Oscar Pareja and the Colorado Rapids front office made it quite clear at the start of the season that they were going to take this team in a direction we had never seen before. After years of older players trying to push their way to a low playoff spot, the Rapids decided to try out a system based on youth and depth. They traded away and cut a lot of the old veteran talent, including Conor Casey, Jeff Larentowicz, Omar Cummings and the rest of the crew that we had come to know so well. In their stead, we got Deshorn Brown, Dillon Powers, Kevin Harbottle, two new homegrown players and a team that featured only a smattering of remaining veteran influence.
Growing pains were, of course, predicted for the squad. Youth players, especially when put together in large numbers, can struggle with chemistry and technical aspects of their growing games. Colorado was able to push that aside and get results regardless thanks to some meteoric rises by guys like Shane O'Neill, but there remain issues with finishing and attacking movement that the guys like Brown have struggled to grow into as quickly as we may have liked.
A lesser team in this situation may have done what teams normally do in MLS in that kind of situation: buy a veteran player to sap up the minutes and try to carry the squad back to prominence. It's how New York Red Bulls always seem to do things. It's the way that Toronto have always tried to tape up their deficiencies. Vancouver have done it once or twice.
Colorado did not fall into that trap, and instead we learned yesterday that they're actually planning on proving their intent in the exact opposite direction. Gabriel Torres, a rising star for the Panamanian national team that booked their spot in the Gold Cup final yesterday, is reportedly set to join the Rapids as their first ever Designated Player as soon as next week.
I know that at some point, a DP has come up in pretty much everyone's mind who follows the team and has seen just about every other team in the league pick one up at some point or another. Hell, the second article ever published on this site was talking about a recently signed DP and asking who the Rapids would get. (Spoilers: Nobody, but it didn't end up mattering much.) Tell the truth though, when you had wistfully thought of a DP on the Rapids, you weren't picturing a 24-year-old out of Panama, were you? It was probably an aging European player, maybe a Brazilian or an Argentinian if they were going south of the border. Maybe you really wanted Ryan Giggs to make the leap down to Major League Soccer or something, Thierry Henry style.
That wasn't to be though, and it's a good thing. In fact, the signing may actually push out some of the only older players left on the squad. Atiba Harris and Edson Buddle have sapped up minutes for the Rapids this season, and both have had struggles. Torres will come in and provide a new No. 9 type to take a spot from one of them. Youth taking over for experience. More youth, but youth brought in to help the team win now, not later. Say they don't make the Torres signing, where is Buddle in two years? Harris? They're both still the same player they are now, with little chance that the minutes are going to increase for either.

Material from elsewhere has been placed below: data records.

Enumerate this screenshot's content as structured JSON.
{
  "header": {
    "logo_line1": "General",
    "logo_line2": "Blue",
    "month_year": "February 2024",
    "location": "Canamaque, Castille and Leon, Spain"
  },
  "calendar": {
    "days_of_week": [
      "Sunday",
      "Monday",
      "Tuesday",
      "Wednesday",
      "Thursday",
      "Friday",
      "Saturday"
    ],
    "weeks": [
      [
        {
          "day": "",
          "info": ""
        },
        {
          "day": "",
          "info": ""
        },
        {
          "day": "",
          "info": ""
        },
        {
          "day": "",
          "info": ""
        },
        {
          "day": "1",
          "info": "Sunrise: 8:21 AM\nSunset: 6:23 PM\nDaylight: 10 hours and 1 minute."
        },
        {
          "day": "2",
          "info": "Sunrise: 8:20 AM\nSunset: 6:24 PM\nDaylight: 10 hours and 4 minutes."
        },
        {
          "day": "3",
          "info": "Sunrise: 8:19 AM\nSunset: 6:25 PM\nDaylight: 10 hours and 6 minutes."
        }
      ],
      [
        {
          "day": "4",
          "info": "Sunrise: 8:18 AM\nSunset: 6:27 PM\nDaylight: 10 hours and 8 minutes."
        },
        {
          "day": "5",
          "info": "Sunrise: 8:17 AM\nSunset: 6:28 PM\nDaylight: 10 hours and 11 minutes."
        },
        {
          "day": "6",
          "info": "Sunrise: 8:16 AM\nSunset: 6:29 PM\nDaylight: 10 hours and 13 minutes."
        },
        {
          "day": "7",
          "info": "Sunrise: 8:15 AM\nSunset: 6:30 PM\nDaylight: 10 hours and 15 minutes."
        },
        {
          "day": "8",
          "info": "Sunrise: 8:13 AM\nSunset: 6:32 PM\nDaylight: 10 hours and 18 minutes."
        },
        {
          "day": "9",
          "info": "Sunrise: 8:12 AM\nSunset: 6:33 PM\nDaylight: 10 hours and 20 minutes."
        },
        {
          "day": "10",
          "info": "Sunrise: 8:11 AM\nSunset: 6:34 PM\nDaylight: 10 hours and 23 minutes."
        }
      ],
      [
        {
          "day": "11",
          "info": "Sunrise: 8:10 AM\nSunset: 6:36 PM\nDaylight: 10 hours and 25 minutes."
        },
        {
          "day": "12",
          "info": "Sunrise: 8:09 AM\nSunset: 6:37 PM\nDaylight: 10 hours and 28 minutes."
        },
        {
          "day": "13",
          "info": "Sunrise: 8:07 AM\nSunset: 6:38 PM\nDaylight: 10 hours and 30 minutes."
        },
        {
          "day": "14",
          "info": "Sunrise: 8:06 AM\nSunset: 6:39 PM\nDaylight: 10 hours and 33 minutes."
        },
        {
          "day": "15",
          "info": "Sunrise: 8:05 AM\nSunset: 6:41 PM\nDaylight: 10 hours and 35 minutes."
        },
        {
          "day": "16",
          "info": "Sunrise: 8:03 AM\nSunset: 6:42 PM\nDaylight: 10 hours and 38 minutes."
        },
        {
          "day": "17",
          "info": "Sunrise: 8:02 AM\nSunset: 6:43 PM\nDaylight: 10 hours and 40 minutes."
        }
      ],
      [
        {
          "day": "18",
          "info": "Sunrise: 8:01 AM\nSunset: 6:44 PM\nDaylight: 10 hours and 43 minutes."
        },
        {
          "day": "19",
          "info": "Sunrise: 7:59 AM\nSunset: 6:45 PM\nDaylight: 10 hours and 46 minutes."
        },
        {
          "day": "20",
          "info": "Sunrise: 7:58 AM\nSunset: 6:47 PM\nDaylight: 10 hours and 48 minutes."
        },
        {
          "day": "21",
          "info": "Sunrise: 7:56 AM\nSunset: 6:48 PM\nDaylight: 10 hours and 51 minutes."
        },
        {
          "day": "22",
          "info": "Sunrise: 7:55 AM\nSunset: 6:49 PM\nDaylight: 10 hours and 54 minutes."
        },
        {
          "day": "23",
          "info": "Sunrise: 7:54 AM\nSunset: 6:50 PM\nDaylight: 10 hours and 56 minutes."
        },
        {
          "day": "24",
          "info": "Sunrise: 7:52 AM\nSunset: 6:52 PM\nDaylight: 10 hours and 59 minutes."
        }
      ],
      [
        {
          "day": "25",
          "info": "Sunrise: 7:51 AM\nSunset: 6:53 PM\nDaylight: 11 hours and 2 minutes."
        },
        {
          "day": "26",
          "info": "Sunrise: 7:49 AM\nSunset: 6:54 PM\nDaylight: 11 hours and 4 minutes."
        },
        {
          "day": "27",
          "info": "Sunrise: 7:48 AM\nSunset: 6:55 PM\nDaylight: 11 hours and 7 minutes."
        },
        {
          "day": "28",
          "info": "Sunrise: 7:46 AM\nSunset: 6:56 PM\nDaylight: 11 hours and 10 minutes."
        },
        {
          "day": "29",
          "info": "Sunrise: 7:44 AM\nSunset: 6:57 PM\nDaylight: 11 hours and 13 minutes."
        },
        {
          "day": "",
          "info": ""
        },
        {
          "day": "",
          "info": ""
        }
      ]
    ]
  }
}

It's the same way with an aging DP. Say they bring in Ryan Giggs. (Hey, it was a thing for like 10 minutes back in 2010!) Where is Giggs in two years, when this team is starting to hit their potential? Probably either retired or very quickly declining. So that's a few million dollars down the drain, and for what? Unless you win a trophy with 'The Kids + Giggs', it's a waste. Torres brings in another dynamic bit of potential. In two years, there's a chance that this Rapids team is scary good. With Torres in the mix as well, there's a chance that they're even better.
And even if he doesn't pan out immediately? It's not a team looking to buy their way out of it with veterans or win right off the bat. This will not be a Jarju situation.
Colorado's commitment to youth continues to shine through with every signing they make, and it's very good to see that they're not breaking that commitment just because of a silly little thing like a Designated Player contract getting in the way.